In the pigs of the control group, an average of 8 round-worms was observed in the intestines. In those of the test group, the average was 1 round-worm.
When the tonic consumption (powder) according to Example 4 was used on hens raised in a chicken farm (egg-laying), it served to remove the offensive odor of hens' droppings improve the egg quality and heighten the survival ratio and feed efficiency. The results are compared in the following tables 9 and 10 with the results obtained for the control group.
Table 9______________________________________ Number of hens Ratio ofGroup used in test addition Remarks______________________________________Control 99 0Test 100 1% Test for one month______________________________________ (Note) Species of hen - Decarb 371
Table 10__________________________________________________________________________Item Test group Control group Remark__________________________________________________________________________Number of hens 100 99Survival ratio 99 % 100 % One hen died of intestinal inflammationTotal hen days 2,999 2,970Number of eggs laid 2,230 2,176Egg weight 121,360 g 116,790 gAverage egg weight 54.4 g 53.7 gEgg-laying ratio 74.4 % 73.3 %Average egg yield 40.5 g 39.3 gFeed consumption 291,900 g 341,100 gAverage daily feed 97.3 g 114.8 gconsumptionFeed efficiency 2.41 2.92Thickness Dull end 0.401 0.361of egg Equinox 0.374 0.353shell Sharp end 0.414 0.381__________________________________________________________________________
The preceding test data indicate the following facts:
1. Survival ratio -- No significant difference was observed between the test group and the control group.
2. Egg-laying ratio -- the egg-laying ratio was 1.1% higher for the test group than for the control group.
3. Average egg weight -- The average egg weight was 0.7 g heavier for the test group than for the control group.
4. Average daily egg yield per hen -- The test group showed an increase of 1.2 g of yield over that of the control group.
5. Average feed consumption per hen per day -- The control group consumed 17.5 g more than the test group.
6. Feed efficiency -- The test group showed an efficiency 0.51 higher than that of the control group.
7. Test of egg quality
a. The Haugh unit was height of egg content after breaking shell-better in the test group than in the control group.
b. The shell thickness was greater for the test group than for the control group. The shell thickness was particularly large at the sharp end, followed by the dull end and the equinox.
8. Economy -- The profit was 18 per hen greater for the test group than for the control group.
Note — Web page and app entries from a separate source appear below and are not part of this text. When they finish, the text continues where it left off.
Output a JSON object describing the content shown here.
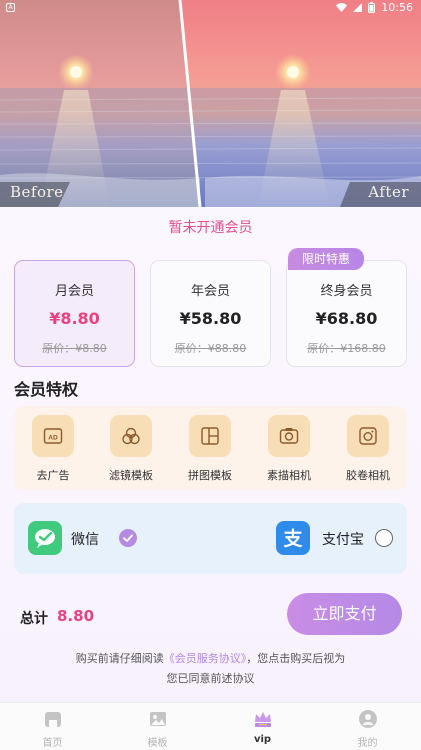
{
  "status_bar": {
    "time": "10:56"
  },
  "hero": {
    "before_label": "Before",
    "after_label": "After"
  },
  "membership_status": "暂未开通会员",
  "plans": [
    {
      "name": "月会员",
      "price": "¥8.80",
      "original": "原价：¥8.80"
    },
    {
      "name": "年会员",
      "price": "¥58.80",
      "original": "原价：¥88.80"
    },
    {
      "name": "终身会员",
      "price": "¥68.80",
      "original": "原价：¥168.80"
    }
  ],
  "limited_badge": "限时特惠",
  "privileges": {
    "title": "会员特权",
    "items": [
      {
        "label": "去广告",
        "icon": "ad-icon"
      },
      {
        "label": "滤镜模板",
        "icon": "filter-icon"
      },
      {
        "label": "拼图模板",
        "icon": "collage-icon"
      },
      {
        "label": "素描相机",
        "icon": "sketch-camera-icon"
      },
      {
        "label": "胶卷相机",
        "icon": "film-camera-icon"
      }
    ]
  },
  "payment": {
    "wechat_label": "微信",
    "alipay_label": "支付宝",
    "selected": "wechat"
  },
  "total": {
    "label": "总计",
    "value": "8.80"
  },
  "pay_button": "立即支付",
  "agreement": {
    "prefix": "购买前请仔细阅读",
    "link": "《会员服务协议》",
    "suffix": "，您点击购买后视为",
    "line2": "您已同意前述协议"
  },
  "nav": [
    {
      "label": "首页",
      "icon": "home-icon"
    },
    {
      "label": "模板",
      "icon": "template-icon"
    },
    {
      "label": "vip",
      "icon": "crown-icon"
    },
    {
      "label": "我的",
      "icon": "profile-icon"
    }
  ],
  "colors": {
    "accent": "#b98ae4",
    "price": "#e8437e",
    "wechat": "#3fca7d",
    "alipay": "#2f8be9"
  }
}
9. Condition of offensive odor -- The usual odor on a chicken farm persisted in the control group, while practically no odor was perceivable in the test group.
Through the tests described above, it has been ascertained that the addition of the tonic composition according to this invention, when given to domestic animals, encourages the animals' liking for their feed, promotes the health and growth of animals, prevents diseases, deodorizes their faeces and bodies, and serves effectively in improving the hygienic condition of their environment. The tonic composition prepared in the form of a granular or powdery solid adsorbed on a soft amorphous carbon powder is as effective as the liquid tonic described above. Moreover, the soft amorphous carbon powder, when introduced into the internal systems of the animals, serves to adsorb gases of indole and skatole type occurring as a consequence of the hydrolysis of starch present in the animals' feed and at the same time functions to control the environment of micro-organisms within their systems.